Why China is Raiding Churches
On a Thursday morning in June 2019, some Chinese authorities invaded the MorningStar Church in Guangxi province, detaining many Christians and church leaders.
The attack is only one of the many onslaughts the Chinese Authorities has conducted on Churches not registered under the Chinese Church regulation system.
The Dao En Presbyterian Church has also been banned, with three of its branches closed. The authorities went further to bar local landlords from renting out any property to the church.
While some churches have been invaded or banned, others have been demolished, bibles razed, crosses removed and minors barred from attending the churches.
According to Asia News, Liangwang Catholic Church in Jinan China was attacked in 2018 by over 40 policemen. The women caretakers of the church ejected and their phones confiscated. Later in the day, men with bulldozers pulled down the church.
In February this year, 3000 members registered church in Jiangsu-Chengdong, was attacked and its cross removed, which means while authorities cite churches failure to register with the authorities, the crackdowns target all the churches.
In one of the most popular church shutdowns, members of the Famous Early Rain Covenant Church were arrested in a crackdown on “house churches.” The pastor of the Church and four other members are still under custody since their arrest in December 2018.
In the attack, police took bibles away and destroyed a school and a seminary run by the church. According to the Guardian, many members of the church continue to hide, and the church’s pastor is facing charges that carry a jail term of 15 years.
Many political analysts say, the Chinese Communist party does not intend to abolish Christianity but to have absolute control over it, and prevent infiltration of Western influences in communities.
Since early 2012, the Chinese Christians have faced harassment from both local and the national authorities, with many churches defying orders of registration citing too much interference of the government into Church issues.
The authorities and the ruling party, which is more atheist, fear the rising number of Christians and Islam s even though more than five religions exist in China.

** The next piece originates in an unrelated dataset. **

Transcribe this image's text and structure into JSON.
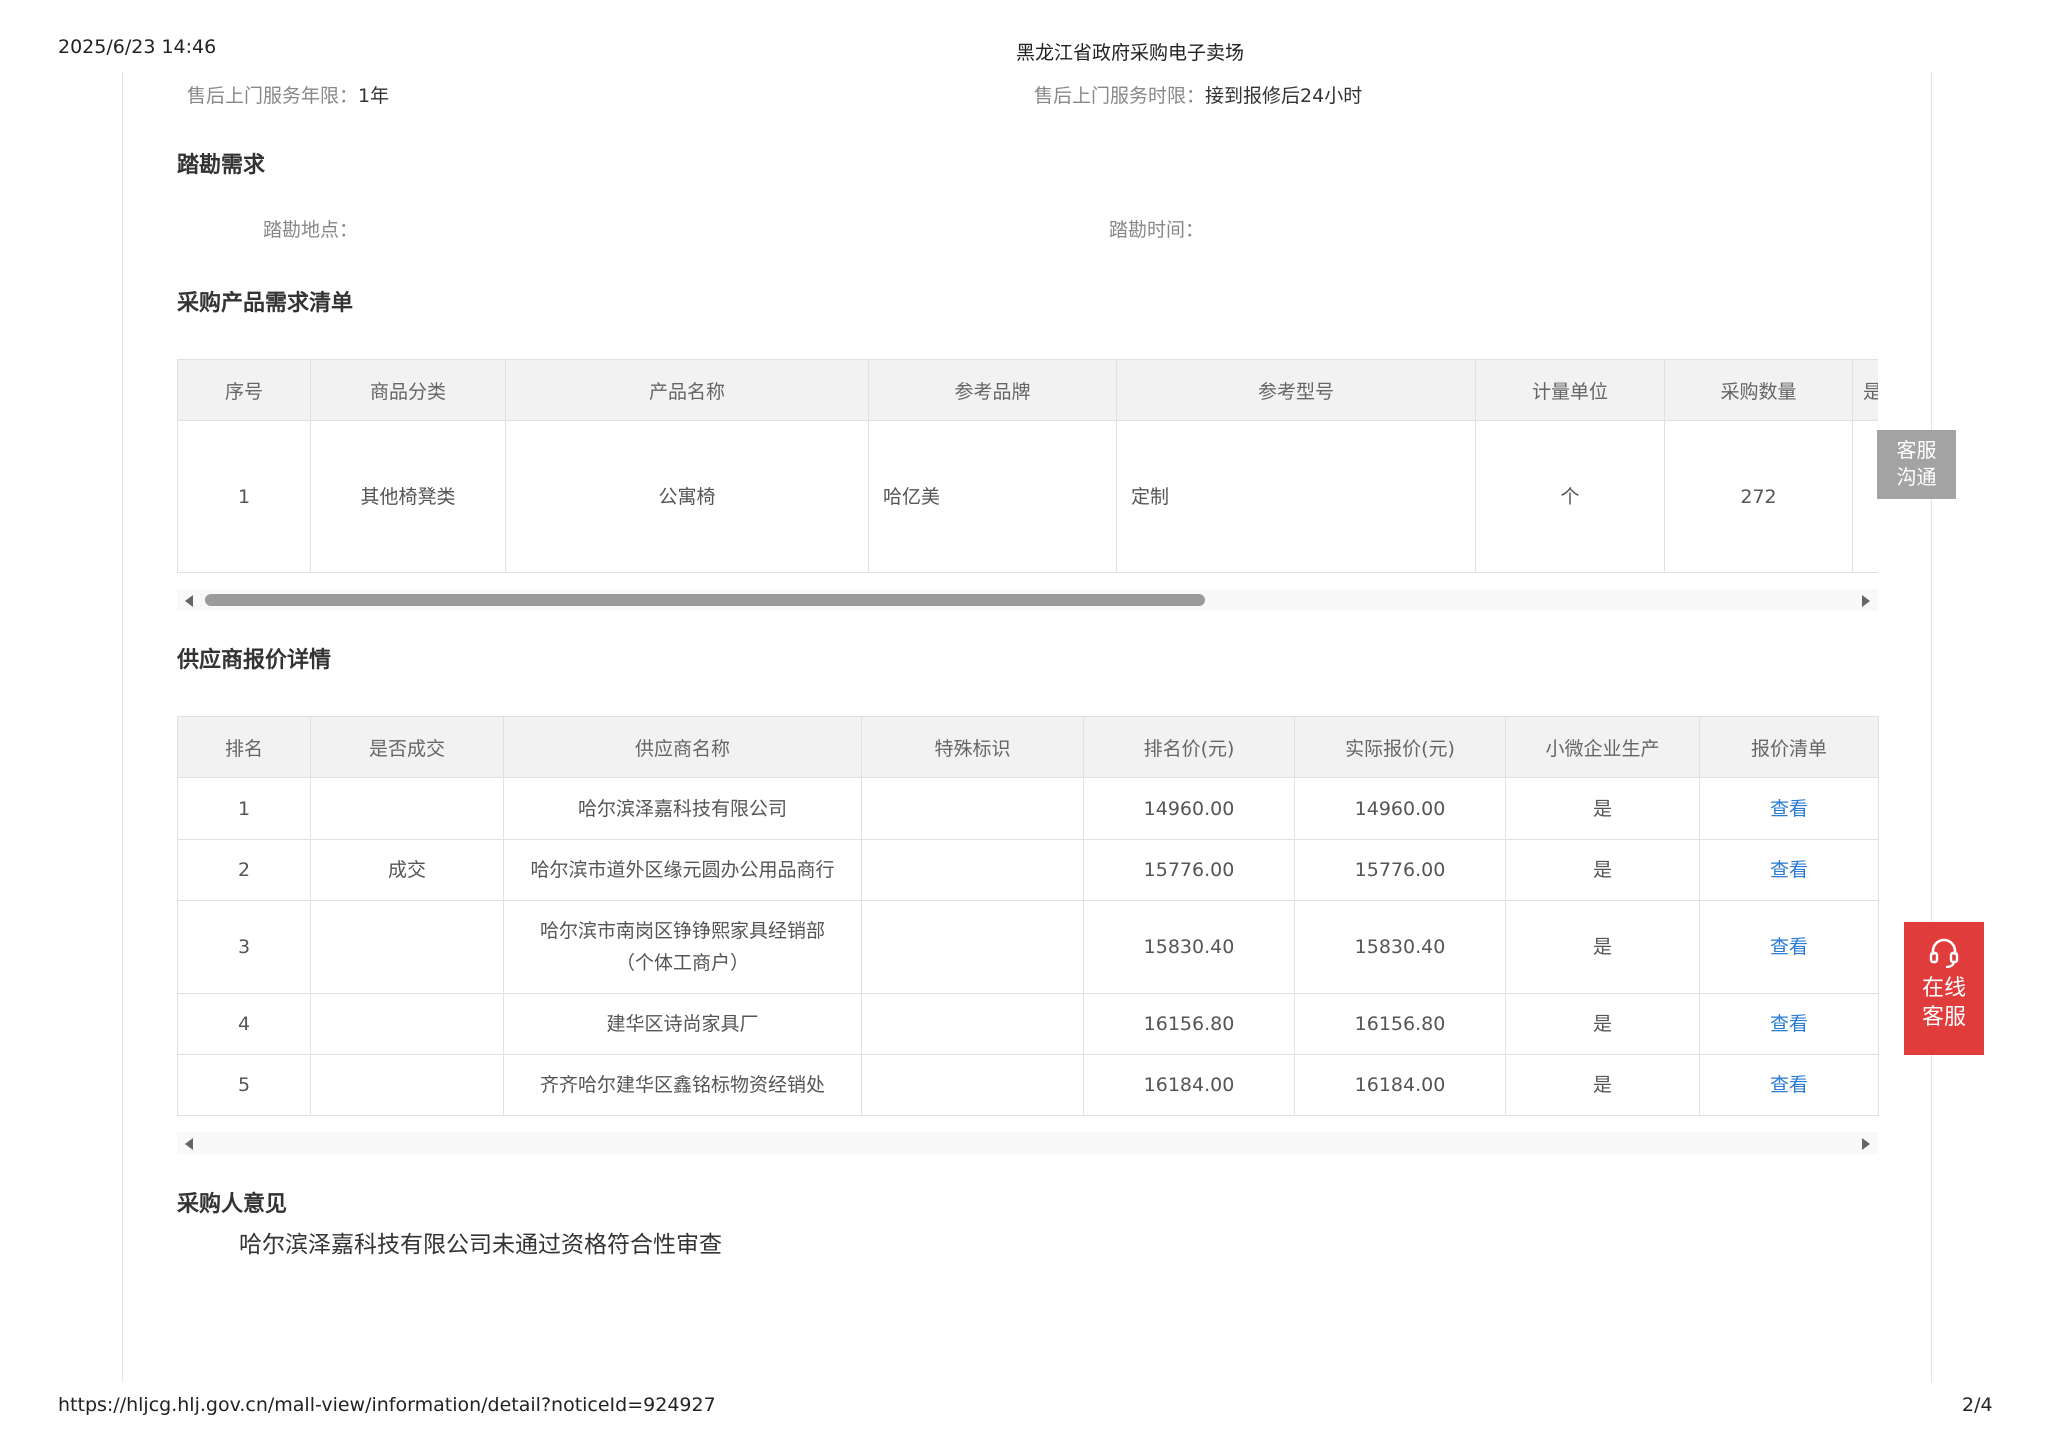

Despite the freedom of worship enshrinement in the Constitution from the 1980s, it is now that the authorities are finding churches a threat.
President Xi, who came into power in 2012, finds Christianity and Islam as a threat to his authoritarian regime. And while the US has condemned faith-based oppression, Chinese authorities feel immune due to the enormous control they have in the world.